The online Poker industry has been a roller coaster ride. Back in the early days of the Internet, the Poker world was nothing more than an emerging mess, with software that held about as much appeal as the menu system of a VCR, and an atmosphere that was severely lacking in traffic. But that all changed during the early and mid 2000s, when an enormous boom was seen. Accompanied by a slew of Poker-based television shows, playing this card game online was suddenly all the rage.
A perception soon arose that professional stars had got their start playing online, and it wasn’t long before would-be Poker champions were taking to the Internet to hone their skills. Tournaments sprang up in their dozens, and the idea that playing cards on the web could not only be cool, but a genuine career choice blossomed into a buzzing industry.
But it is no secret that the buzz is now gradually dying off. Online Poker is at risk of fading away entirely, and industry leaders are starting to ask what could once again revitalise it. How can the industry return to its previous heights of popularity?

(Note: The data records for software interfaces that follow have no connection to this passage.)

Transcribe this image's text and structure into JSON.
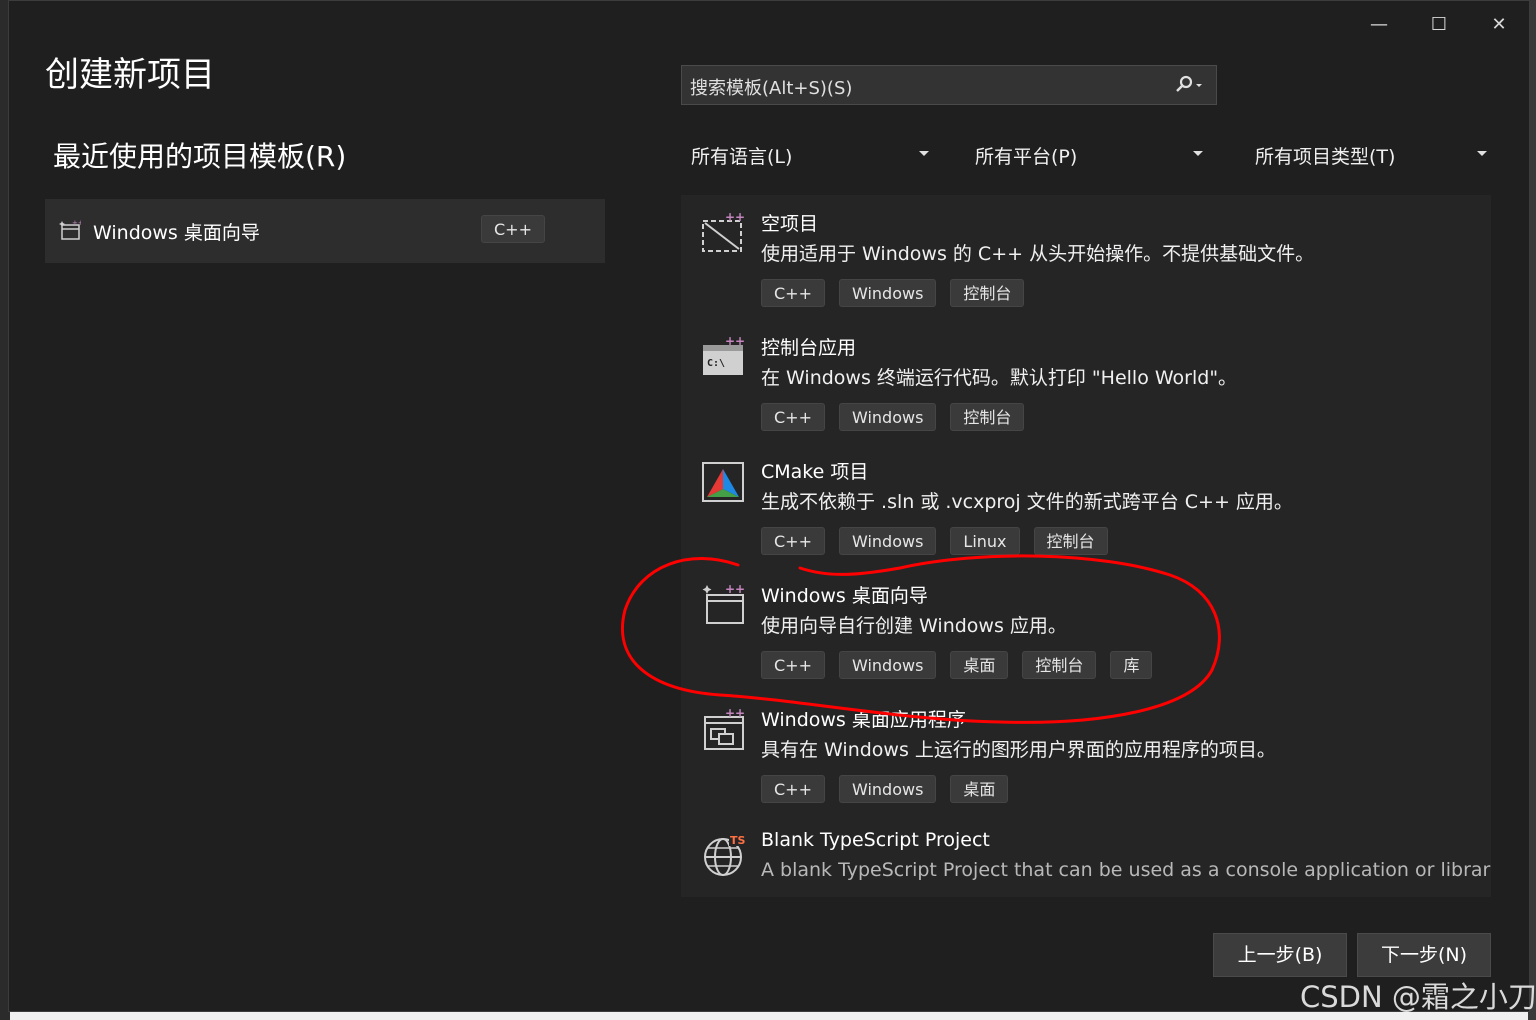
{
  "window": {
    "title": "创建新项目",
    "minimize_glyph": "—",
    "maximize_glyph": "☐",
    "close_glyph": "✕"
  },
  "recent": {
    "heading": "最近使用的项目模板(R)",
    "items": [
      {
        "label": "Windows 桌面向导",
        "tag": "C++",
        "icon": "wizard-icon"
      }
    ]
  },
  "search": {
    "placeholder": "搜索模板(Alt+S)(S)",
    "icon": "search-icon"
  },
  "filters": {
    "language": "所有语言(L)",
    "platform": "所有平台(P)",
    "project_type": "所有项目类型(T)"
  },
  "templates": [
    {
      "name": "空项目",
      "desc": "使用适用于 Windows 的 C++ 从头开始操作。不提供基础文件。",
      "tags": [
        "C++",
        "Windows",
        "控制台"
      ],
      "icon": "empty-project-icon"
    },
    {
      "name": "控制台应用",
      "desc": "在 Windows 终端运行代码。默认打印 \"Hello World\"。",
      "tags": [
        "C++",
        "Windows",
        "控制台"
      ],
      "icon": "console-app-icon"
    },
    {
      "name": "CMake 项目",
      "desc": "生成不依赖于 .sln 或 .vcxproj 文件的新式跨平台 C++ 应用。",
      "tags": [
        "C++",
        "Windows",
        "Linux",
        "控制台"
      ],
      "icon": "cmake-icon"
    },
    {
      "name": "Windows 桌面向导",
      "desc": "使用向导自行创建 Windows 应用。",
      "tags": [
        "C++",
        "Windows",
        "桌面",
        "控制台",
        "库"
      ],
      "icon": "wizard-icon"
    },
    {
      "name": "Windows 桌面应用程序",
      "desc": "具有在 Windows 上运行的图形用户界面的应用程序的项目。",
      "tags": [
        "C++",
        "Windows",
        "桌面"
      ],
      "icon": "desktop-app-icon"
    },
    {
      "name": "Blank TypeScript Project",
      "desc": "A blank TypeScript Project that can be used as a console application or library.",
      "tags": [],
      "icon": "typescript-globe-icon"
    }
  ],
  "buttons": {
    "back": "上一步(B)",
    "next": "下一步(N)"
  },
  "watermark": "CSDN @霜之小刀",
  "colors": {
    "accent_purple": "#c586c0",
    "annotation_red": "#ff0000",
    "background": "#1f1f1f",
    "list_bg": "#252526"
  }
}
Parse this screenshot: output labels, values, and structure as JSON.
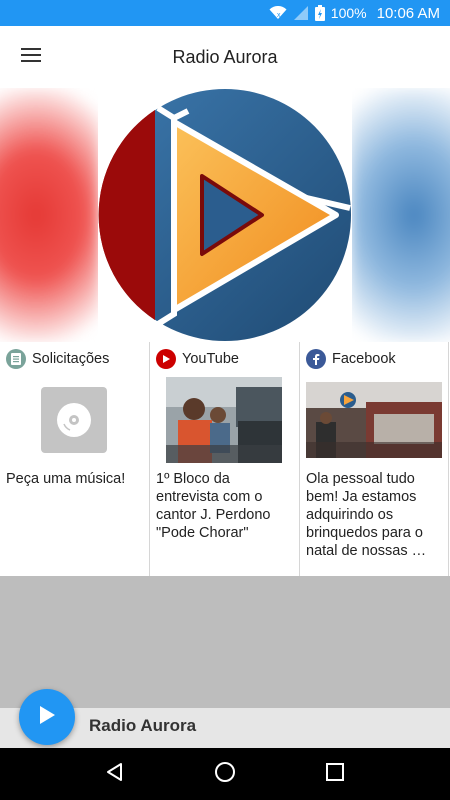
{
  "status_bar": {
    "battery": "100%",
    "time": "10:06 AM",
    "icons": [
      "wifi-icon",
      "signal-icon",
      "battery-charging-icon"
    ]
  },
  "app_bar": {
    "title": "Radio Aurora",
    "menu_icon": "hamburger-menu-icon"
  },
  "hero": {
    "logo": "radio-aurora-logo"
  },
  "cards": [
    {
      "title": "Solicitações",
      "icon": "document-icon",
      "text": "Peça uma música!",
      "image": "disc-icon"
    },
    {
      "title": "YouTube",
      "icon": "youtube-icon",
      "text": "1º Bloco da entrevista com o cantor J. Perdono \"Pode Chorar\"",
      "image": "studio-photo"
    },
    {
      "title": "Facebook",
      "icon": "facebook-icon",
      "text": "Ola pessoal tudo bem! Ja estamos adquirindo os brinquedos para o natal de nossas …",
      "image": "studio-photo"
    }
  ],
  "player": {
    "title": "Radio Aurora",
    "play_icon": "play-icon"
  },
  "navbar": {
    "icons": [
      "back-icon",
      "home-icon",
      "recents-icon"
    ]
  },
  "colors": {
    "primary": "#2196f3",
    "logo_red": "#9b0a0a",
    "logo_blue": "#2b5d8e",
    "logo_orange": "#f7a33a"
  }
}
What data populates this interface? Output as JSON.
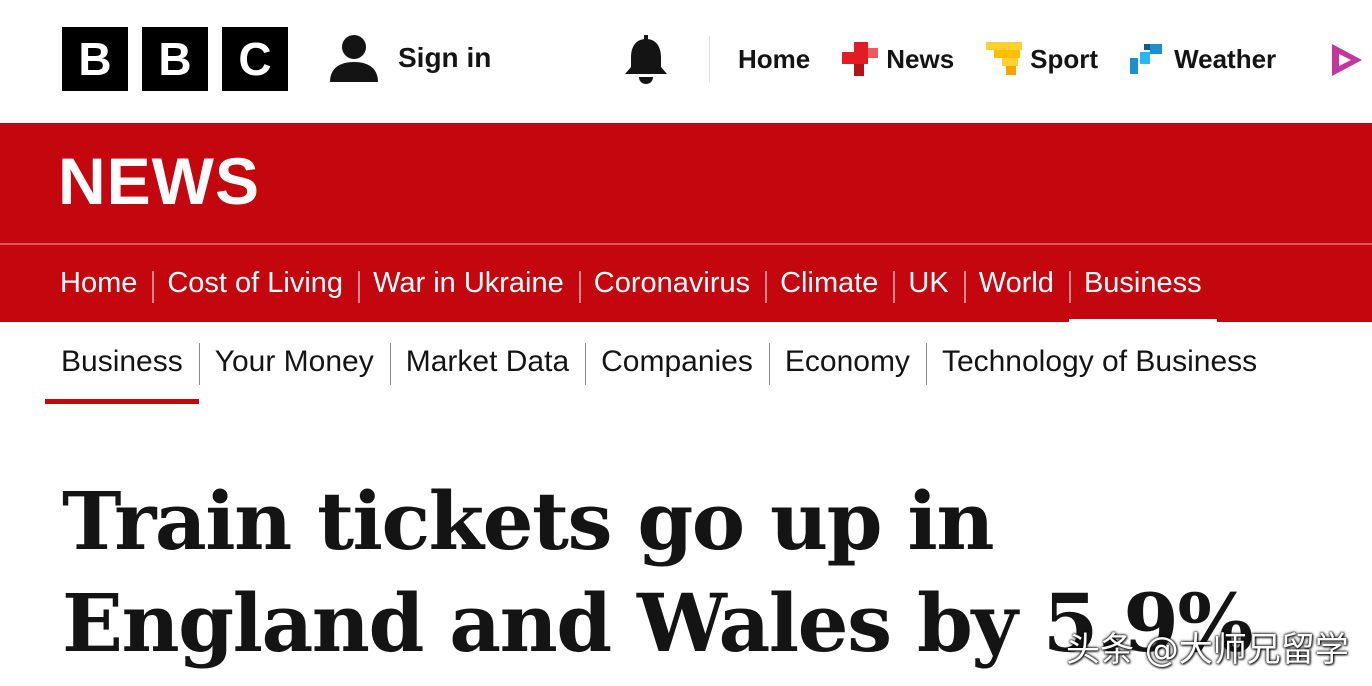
{
  "brand": {
    "letters": [
      "B",
      "B",
      "C"
    ]
  },
  "top_nav": {
    "sign_in": "Sign in",
    "items": [
      {
        "label": "Home",
        "icon": "none"
      },
      {
        "label": "News",
        "icon": "news-icon",
        "color": "#e31b23"
      },
      {
        "label": "Sport",
        "icon": "sport-icon",
        "color": "#ffd230"
      },
      {
        "label": "Weather",
        "icon": "weather-icon",
        "color": "#1c8fd1"
      }
    ],
    "more_icon_color": "#c3369c"
  },
  "masthead": {
    "title": "NEWS",
    "color": "#c4060e"
  },
  "main_nav": {
    "items": [
      "Home",
      "Cost of Living",
      "War in Ukraine",
      "Coronavirus",
      "Climate",
      "UK",
      "World",
      "Business"
    ],
    "active": "Business"
  },
  "sub_nav": {
    "items": [
      "Business",
      "Your Money",
      "Market Data",
      "Companies",
      "Economy",
      "Technology of Business"
    ],
    "active": "Business"
  },
  "article": {
    "headline": "Train tickets go up in England and Wales by 5.9%"
  },
  "watermark": "头条 @大师兄留学"
}
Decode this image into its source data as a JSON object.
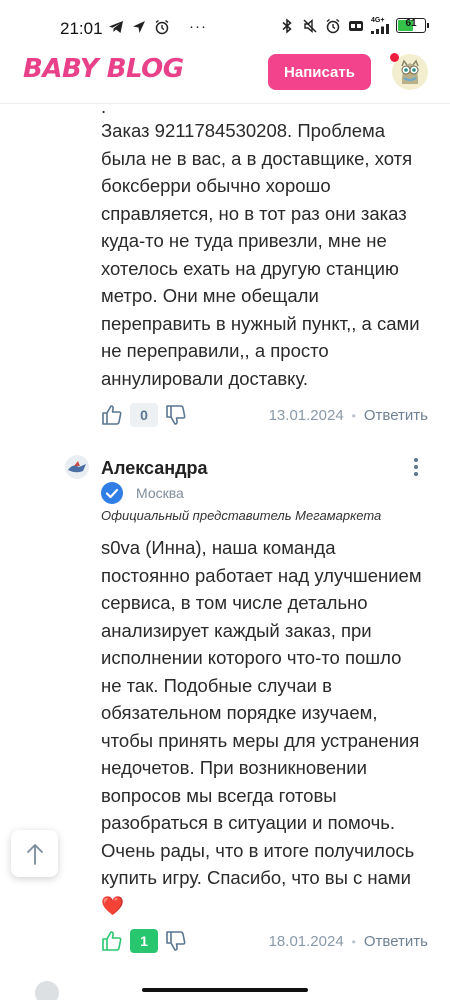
{
  "status_bar": {
    "time": "21:01",
    "ellipsis": "···",
    "network_label": "4G+",
    "battery_level": "61",
    "battery_fraction": 0.61,
    "icons": [
      "telegram-icon",
      "location-icon",
      "alarm-icon",
      "bluetooth-icon",
      "mute-icon",
      "alarm-icon",
      "volte-icon",
      "signal-icon",
      "battery-icon"
    ]
  },
  "header": {
    "logo": "BABY BLOG",
    "write_button": "Написать",
    "notification_color": "#f01d3e",
    "brand_color": "#f2438c"
  },
  "comment1": {
    "lead_dot": ".",
    "lines": [
      "Заказ 9211784530208. Проблема",
      "была не в вас, а в доставщике, хотя",
      "боксберри обычно хорошо",
      "справляется, но в тот раз они заказ",
      "куда-то не туда привезли, мне не",
      "хотелось ехать на другую станцию",
      "метро. Они мне обещали",
      "переправить в нужный пункт,, а сами",
      "не переправили,, а просто",
      "аннулировали доставку."
    ],
    "likes": "0",
    "date": "13.01.2024",
    "separator": "•",
    "reply": "Ответить"
  },
  "comment2": {
    "author": "Александра",
    "city": "Москва",
    "official": "Официальный представитель Мегамаркета",
    "lines": [
      "s0va (Инна), наша команда",
      "постоянно работает над улучшением",
      "сервиса, в том числе детально",
      "анализирует каждый заказ, при",
      "исполнении которого что-то пошло",
      "не так. Подобные случаи в",
      "обязательном порядке изучаем,",
      "чтобы принять меры для устранения",
      "недочетов. При возникновении",
      "вопросов мы всегда готовы",
      "разобраться в ситуации и помочь.",
      "Очень рады, что в итоге получилось",
      "купить игру. Спасибо, что вы с нами"
    ],
    "emoji": "❤️",
    "likes": "1",
    "date": "18.01.2024",
    "separator": "•",
    "reply": "Ответить",
    "verified_color": "#2f7ee6",
    "like_color": "#28c76f"
  }
}
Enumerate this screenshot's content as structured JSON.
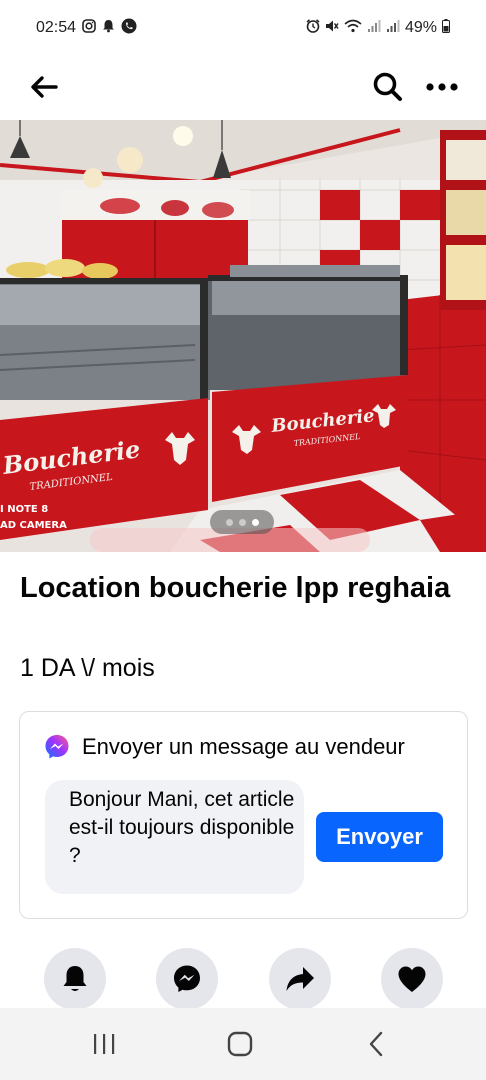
{
  "status_bar": {
    "time": "02:54",
    "battery": "49%",
    "left_icons": [
      "instagram-icon",
      "notification-bell-icon",
      "whatsapp-icon"
    ],
    "right_icons": [
      "alarm-icon",
      "mute-icon",
      "wifi-icon",
      "signal-icon",
      "signal-icon",
      "battery-icon"
    ]
  },
  "nav": {
    "back_icon": "arrow-left-icon",
    "search_icon": "search-icon",
    "more_icon": "more-dots-icon"
  },
  "hero": {
    "sign_top_left": "Boucherie",
    "sign_top_left_sub": "TRADITIONNEL",
    "sign_top_right": "Boucherie",
    "sign_top_right_sub": "TRADITIONNEL",
    "watermark_line1": "I NOTE 8",
    "watermark_line2": "AD CAMERA",
    "carousel_count": 3,
    "carousel_active_index": 2
  },
  "listing": {
    "title": "Location boucherie lpp reghaia",
    "price": "1 DA \\/ mois"
  },
  "message_card": {
    "heading": "Envoyer un message au vendeur",
    "icon": "messenger-icon",
    "message_text": "Bonjour Mani, cet article est-il toujours disponible ?",
    "send_label": "Envoyer"
  },
  "actions": [
    {
      "name": "bell-icon"
    },
    {
      "name": "messenger-icon"
    },
    {
      "name": "share-icon"
    },
    {
      "name": "heart-icon"
    }
  ],
  "android_nav": {
    "recents_icon": "recents-icon",
    "home_icon": "home-icon",
    "back_icon": "back-chevron-icon"
  },
  "colors": {
    "accent": "#0866ff",
    "card_border": "#dcdde1",
    "bubble_bg": "#f0f2f5",
    "action_bg": "#e4e6eb",
    "shop_red": "#c8161d"
  }
}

One of the biggest recognised challenges for the industry is aggressive, market-killing regulations. Players from the United States are widely seen as an energising factor on the market, given their reputation for being aggressive, loose players that not only provide much needed stimulation to a game, but also bring, of course, United States dollars. However, Americans are now almost entirely kept out of the global picture, due to strict regulations. Of three states that have legalised real money gaming, none have any plans to allow international play.
A similar situation is crippling the market in Europe, with Italy, France and Spain having a decent number of players, but these players being forced to engage only within their borders. This, obviously, is massive hindrance to growth. Although talks are underway to pool these three player groups together, the move couldn’t come soon enough.
Talks are underway on multiple fronts to standardise regulations across the globe, allowing players to fluidly engage on a global level, but how long this will take is still largely unknown.
Beyond the obvious problems of regulations though, there are other areas of the market that are in serious need of addressing. Namely; the online world is seriously lagging behind in terms of technology. Although it is true that casino games on portable mobile devices is a major leap forward, the simple fact of the matter is that the majority of these games are unappealing at best.
With software quality surging ahead in other areas, offering incredible digital experiences on video game consoles and desktop computers, the online world seems to still be stuck in a bubble from ten years ago. A push forward is needed, attracting a crowd that is looking for a cutting edge digital experience.
A prime example of an attempt to bring digital Poker a new level of appeal is in virtual reality. PokerStars VR has recently been revealed, bringing casino games into a realm never before thought possible. Blending elements of live and online gaming, players are granted what feels like a glimpse into a science fiction future.
This is exactly the innovation that the industry needs, although a steep price requirement bars it from being a truly sweeping transformation. A VR revolution combined with leaps in regulations, however, could once again see the world of online Poker be taken to its previous popularity, and well beyond.